Liberal-held Kings-Hants also got four funding announcements. Scott Brison, the current MP, won in a close election in 2011. Just over 1,000 votes separated him from his Conservative competitor David Morse, who will be running again this election.
And the top three biggest funding commitments are in opposition ridings:
- Edmonton Centre, held by the NDP’s Linda Duncan, is getting a light rail transit extension, for which the federal government is contributing $150 million. It’s also the only non-Conservative riding in Alberta.
- Ottawa Centre, held by the NDP’s Paul Dewar, is getting $62 million for sewage tunnels designed to prevent untreated sewage from flowing into the Ottawa River.
- Westmount-Ville Marie, in Montreal, is held by the Liberals’ Marc Garneau. In January, the federal government announced $43.7 million for upgrades to the Port of Montreal in the riding.
Although these particular projects are in opposition ridings, the fact that they’re big commitments in urban centres mean that their effects are felt more generally, said Pammett. “If it’s transit for the whole city, it’s not necessarily going to be appealing to people only in one area.” These announcements could be an effort to improve the government’s image in areas where there is a high concentration of seats, he said.
Money could be a long way off
Although government ministers have been announcing projects all over the country, in several cases, the money is contingent on final agreements being signed or the project meeting federal application requirements.
And the announcements keep on coming – there were 57 from the beginning of May up to July 7, with more coming out every few days – possibly right up until the election is called for this fall.
But according to the original plan for the New Building Canada Fund, most of the fund’s money won’t actually be spent for years: for example, the government plans to spend ten times as much in 2023-24 as it did in 2015-16.

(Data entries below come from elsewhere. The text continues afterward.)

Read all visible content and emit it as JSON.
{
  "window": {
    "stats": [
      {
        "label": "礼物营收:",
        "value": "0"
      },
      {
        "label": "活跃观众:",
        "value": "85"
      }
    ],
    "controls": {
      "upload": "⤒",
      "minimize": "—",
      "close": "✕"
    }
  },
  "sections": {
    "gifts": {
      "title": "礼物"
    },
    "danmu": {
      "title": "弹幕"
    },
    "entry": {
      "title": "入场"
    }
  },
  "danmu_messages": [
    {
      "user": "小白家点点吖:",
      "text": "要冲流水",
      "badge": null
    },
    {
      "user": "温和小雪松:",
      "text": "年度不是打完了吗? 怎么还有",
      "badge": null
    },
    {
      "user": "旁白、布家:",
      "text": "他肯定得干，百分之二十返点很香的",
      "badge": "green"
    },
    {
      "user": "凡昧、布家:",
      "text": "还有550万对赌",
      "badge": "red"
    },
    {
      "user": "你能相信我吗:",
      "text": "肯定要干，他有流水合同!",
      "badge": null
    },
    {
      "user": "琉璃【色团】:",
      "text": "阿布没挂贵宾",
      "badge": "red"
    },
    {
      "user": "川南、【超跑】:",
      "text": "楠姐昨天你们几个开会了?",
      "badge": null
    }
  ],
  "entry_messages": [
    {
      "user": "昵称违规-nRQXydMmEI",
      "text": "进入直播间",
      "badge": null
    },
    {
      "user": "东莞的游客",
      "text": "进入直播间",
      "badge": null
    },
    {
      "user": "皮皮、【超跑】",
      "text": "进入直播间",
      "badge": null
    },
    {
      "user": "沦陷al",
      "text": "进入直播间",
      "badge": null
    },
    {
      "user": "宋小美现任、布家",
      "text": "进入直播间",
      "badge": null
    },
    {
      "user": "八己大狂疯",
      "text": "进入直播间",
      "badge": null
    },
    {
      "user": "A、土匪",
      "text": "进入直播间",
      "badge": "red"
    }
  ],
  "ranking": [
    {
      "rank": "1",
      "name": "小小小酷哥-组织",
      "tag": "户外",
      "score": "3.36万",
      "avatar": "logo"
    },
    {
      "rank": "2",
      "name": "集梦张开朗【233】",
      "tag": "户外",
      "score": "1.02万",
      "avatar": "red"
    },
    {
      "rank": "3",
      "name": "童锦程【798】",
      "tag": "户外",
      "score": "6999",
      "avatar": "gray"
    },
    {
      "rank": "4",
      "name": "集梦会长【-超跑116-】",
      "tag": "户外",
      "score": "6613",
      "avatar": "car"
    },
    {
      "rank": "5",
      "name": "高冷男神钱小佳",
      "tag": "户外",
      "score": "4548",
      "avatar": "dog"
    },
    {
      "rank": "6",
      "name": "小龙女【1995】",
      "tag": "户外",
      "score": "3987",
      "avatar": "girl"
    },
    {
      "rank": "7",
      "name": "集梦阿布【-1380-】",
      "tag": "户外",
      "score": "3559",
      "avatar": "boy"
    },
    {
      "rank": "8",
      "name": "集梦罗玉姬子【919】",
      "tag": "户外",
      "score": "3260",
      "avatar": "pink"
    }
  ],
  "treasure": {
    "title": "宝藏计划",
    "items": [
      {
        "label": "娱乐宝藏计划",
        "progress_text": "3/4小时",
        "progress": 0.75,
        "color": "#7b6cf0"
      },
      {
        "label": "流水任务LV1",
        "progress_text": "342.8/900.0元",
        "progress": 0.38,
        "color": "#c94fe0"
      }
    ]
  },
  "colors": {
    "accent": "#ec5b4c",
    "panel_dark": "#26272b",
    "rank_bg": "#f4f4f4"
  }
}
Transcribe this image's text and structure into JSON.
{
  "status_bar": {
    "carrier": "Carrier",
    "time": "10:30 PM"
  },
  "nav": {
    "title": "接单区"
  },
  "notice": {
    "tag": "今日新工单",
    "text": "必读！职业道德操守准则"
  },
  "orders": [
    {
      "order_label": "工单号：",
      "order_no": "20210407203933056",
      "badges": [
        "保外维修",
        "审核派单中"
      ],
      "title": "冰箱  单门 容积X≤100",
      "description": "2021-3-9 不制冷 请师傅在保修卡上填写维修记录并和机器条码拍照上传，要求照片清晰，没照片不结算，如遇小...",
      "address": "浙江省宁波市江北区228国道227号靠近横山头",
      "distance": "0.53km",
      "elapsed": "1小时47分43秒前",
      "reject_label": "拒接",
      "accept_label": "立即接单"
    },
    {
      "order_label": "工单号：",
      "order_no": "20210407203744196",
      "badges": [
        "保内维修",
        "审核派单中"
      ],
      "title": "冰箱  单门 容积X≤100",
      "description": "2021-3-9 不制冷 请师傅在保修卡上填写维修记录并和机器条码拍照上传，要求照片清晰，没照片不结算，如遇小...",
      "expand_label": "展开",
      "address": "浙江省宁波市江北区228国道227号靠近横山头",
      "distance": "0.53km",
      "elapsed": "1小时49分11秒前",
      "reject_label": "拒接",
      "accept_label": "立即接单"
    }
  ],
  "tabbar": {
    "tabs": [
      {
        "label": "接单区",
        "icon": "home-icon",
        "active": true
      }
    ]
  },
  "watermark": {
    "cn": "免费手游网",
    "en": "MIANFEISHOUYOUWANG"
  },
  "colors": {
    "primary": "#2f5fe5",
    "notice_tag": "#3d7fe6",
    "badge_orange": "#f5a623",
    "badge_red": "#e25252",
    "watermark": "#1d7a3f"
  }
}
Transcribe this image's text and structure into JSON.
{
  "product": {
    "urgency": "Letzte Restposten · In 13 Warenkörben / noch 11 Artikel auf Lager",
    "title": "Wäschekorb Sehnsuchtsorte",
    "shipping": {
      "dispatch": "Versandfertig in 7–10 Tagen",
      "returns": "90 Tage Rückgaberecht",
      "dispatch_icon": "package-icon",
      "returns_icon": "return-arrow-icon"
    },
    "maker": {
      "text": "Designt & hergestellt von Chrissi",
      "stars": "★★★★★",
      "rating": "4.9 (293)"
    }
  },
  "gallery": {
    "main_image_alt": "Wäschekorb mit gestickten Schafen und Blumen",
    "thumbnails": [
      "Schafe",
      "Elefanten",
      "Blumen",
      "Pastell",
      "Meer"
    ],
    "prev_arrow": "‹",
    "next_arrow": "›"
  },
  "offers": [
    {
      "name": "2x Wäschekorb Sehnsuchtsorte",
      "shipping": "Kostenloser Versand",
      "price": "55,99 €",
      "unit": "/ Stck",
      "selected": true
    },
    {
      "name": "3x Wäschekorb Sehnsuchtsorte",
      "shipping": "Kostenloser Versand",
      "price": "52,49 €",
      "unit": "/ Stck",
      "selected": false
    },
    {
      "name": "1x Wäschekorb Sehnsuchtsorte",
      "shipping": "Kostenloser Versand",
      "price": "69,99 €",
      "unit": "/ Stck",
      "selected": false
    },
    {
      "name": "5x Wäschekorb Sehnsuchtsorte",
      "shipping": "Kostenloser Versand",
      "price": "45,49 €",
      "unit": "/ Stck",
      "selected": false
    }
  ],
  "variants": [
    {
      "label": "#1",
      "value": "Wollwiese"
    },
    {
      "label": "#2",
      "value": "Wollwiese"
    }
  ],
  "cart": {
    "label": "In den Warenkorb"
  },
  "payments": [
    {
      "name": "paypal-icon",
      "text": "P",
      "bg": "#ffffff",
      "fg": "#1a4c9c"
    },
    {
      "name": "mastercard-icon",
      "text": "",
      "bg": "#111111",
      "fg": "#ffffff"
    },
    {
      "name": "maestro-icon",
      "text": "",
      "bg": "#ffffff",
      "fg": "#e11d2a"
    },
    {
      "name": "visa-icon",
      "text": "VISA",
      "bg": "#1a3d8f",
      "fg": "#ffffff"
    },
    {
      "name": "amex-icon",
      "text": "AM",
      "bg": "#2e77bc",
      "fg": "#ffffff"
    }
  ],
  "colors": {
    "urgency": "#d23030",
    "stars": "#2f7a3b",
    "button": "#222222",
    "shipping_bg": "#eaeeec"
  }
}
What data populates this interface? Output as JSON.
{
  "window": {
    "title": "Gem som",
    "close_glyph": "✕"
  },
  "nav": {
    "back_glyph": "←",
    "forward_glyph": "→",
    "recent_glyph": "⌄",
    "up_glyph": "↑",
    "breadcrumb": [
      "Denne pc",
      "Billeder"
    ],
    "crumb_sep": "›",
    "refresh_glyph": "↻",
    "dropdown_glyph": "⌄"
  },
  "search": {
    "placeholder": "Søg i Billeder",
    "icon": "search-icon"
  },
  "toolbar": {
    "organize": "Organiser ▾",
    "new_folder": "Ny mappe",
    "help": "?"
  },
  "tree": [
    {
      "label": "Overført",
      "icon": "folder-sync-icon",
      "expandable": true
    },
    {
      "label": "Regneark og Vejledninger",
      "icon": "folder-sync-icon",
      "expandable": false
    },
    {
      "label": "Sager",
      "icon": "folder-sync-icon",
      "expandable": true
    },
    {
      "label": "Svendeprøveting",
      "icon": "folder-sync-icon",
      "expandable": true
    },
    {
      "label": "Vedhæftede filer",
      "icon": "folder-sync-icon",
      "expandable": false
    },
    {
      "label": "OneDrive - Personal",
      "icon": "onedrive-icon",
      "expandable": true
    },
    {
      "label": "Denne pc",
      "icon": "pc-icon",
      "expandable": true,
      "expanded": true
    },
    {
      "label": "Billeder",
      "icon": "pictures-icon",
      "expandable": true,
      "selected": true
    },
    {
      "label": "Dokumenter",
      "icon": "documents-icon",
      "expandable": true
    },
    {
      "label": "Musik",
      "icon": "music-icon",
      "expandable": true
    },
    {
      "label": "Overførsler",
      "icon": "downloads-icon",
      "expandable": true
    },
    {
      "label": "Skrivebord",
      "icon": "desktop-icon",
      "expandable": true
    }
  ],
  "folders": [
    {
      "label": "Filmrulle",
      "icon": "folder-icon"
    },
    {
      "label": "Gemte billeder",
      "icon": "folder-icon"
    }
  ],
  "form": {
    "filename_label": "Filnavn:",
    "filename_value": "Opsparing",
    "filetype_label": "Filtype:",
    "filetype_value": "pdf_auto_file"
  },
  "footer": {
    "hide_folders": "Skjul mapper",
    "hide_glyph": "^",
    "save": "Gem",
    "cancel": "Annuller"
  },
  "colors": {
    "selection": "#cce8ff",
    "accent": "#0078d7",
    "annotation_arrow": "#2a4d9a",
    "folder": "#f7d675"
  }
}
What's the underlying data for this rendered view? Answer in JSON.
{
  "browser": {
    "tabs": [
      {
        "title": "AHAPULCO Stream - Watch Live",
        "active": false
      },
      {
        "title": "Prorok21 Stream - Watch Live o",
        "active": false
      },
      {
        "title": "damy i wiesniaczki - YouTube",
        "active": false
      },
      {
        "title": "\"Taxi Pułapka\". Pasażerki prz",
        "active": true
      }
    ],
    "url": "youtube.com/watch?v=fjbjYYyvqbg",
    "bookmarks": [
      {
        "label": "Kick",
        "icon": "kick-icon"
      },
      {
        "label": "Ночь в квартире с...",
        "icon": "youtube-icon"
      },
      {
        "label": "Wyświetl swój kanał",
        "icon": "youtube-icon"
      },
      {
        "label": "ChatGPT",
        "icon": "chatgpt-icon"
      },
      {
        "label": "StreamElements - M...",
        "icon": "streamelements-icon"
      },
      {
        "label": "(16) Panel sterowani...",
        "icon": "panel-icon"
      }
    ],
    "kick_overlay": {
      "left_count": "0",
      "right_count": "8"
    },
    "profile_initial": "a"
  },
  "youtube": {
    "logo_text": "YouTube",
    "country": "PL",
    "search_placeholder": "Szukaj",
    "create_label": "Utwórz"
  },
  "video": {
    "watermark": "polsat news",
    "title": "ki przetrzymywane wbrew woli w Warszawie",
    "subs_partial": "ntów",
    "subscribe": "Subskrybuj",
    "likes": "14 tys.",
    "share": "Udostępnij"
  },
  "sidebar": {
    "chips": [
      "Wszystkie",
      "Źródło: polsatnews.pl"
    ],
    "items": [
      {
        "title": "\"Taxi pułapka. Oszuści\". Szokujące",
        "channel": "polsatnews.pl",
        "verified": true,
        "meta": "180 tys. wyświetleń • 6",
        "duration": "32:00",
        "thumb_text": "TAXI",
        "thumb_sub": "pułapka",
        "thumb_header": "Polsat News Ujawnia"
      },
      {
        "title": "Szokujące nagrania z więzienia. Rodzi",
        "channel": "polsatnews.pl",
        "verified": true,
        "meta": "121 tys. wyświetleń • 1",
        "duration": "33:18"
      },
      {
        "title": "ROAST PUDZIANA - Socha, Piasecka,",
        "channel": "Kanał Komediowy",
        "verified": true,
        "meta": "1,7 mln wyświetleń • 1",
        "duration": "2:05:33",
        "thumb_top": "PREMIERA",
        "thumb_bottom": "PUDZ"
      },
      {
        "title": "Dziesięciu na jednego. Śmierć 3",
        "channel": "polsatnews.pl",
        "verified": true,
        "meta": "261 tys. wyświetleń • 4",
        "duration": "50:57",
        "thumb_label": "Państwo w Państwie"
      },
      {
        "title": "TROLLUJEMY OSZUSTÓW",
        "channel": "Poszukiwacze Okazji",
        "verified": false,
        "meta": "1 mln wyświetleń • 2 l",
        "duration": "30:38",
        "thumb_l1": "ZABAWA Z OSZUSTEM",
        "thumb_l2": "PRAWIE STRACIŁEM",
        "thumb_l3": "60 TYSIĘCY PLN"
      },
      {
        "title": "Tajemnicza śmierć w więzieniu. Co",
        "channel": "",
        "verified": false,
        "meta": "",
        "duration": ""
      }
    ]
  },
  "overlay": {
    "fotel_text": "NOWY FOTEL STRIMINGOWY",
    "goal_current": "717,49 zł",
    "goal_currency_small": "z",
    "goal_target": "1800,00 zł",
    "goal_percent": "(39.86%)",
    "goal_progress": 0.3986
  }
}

“It’s all back-end-loaded,” said Goodale. “So they make announcements today, but the projects are all two or three or four years down the road.”
Neither Infrastructure Canada nor the infrastructure minister’s office would say how many projects are currently under construction. However, documents tabled in the House of Commons show that on April 30, 2015, 12 New Building Canada Fund projects were under construction. 45 projects had funding commitments on that date.
“If they hadn’t back-end loaded the dollars, they could be investing in a great many more projects right now rather than just making the announcement in a few places and saying the dollars will come later,” said Goodale.
Does it work?
But are voters really swayed by funding announcements for new storm sewers?
“I don’t think we know directly how effective it is. It’s a very difficult thing to research,” said Pammett.
At the federal level, he said, “There’s not so much evidence that people are really moved by direct things that are designed to impact them: personal little boutique tax cuts or maybe they’re going to create new sewers in your district or something like that. People often don’t really attribute those benefits to the people giving them.”
There are other impacts though. “It has a mixed effect. People in a way don’t want to sneer at (the projects) if they look like good things, but it creates along the way a kind of cynicism: why are they doing this at election time, it’s only where they hope to make gains, that kind of thing. Whether it’s true or not.”
“It sort of feeds the cynicism that’s already around in the public about why politicians are doing things. And in a way, that’s not very healthy for the political system in general.”
The information for this report was compiled from news releases sent by Infrastructure Canada, announcing the different funding commitments. Several projects were also announced Wednesday, however, this analysis only included projects announced up to July 7, 2015.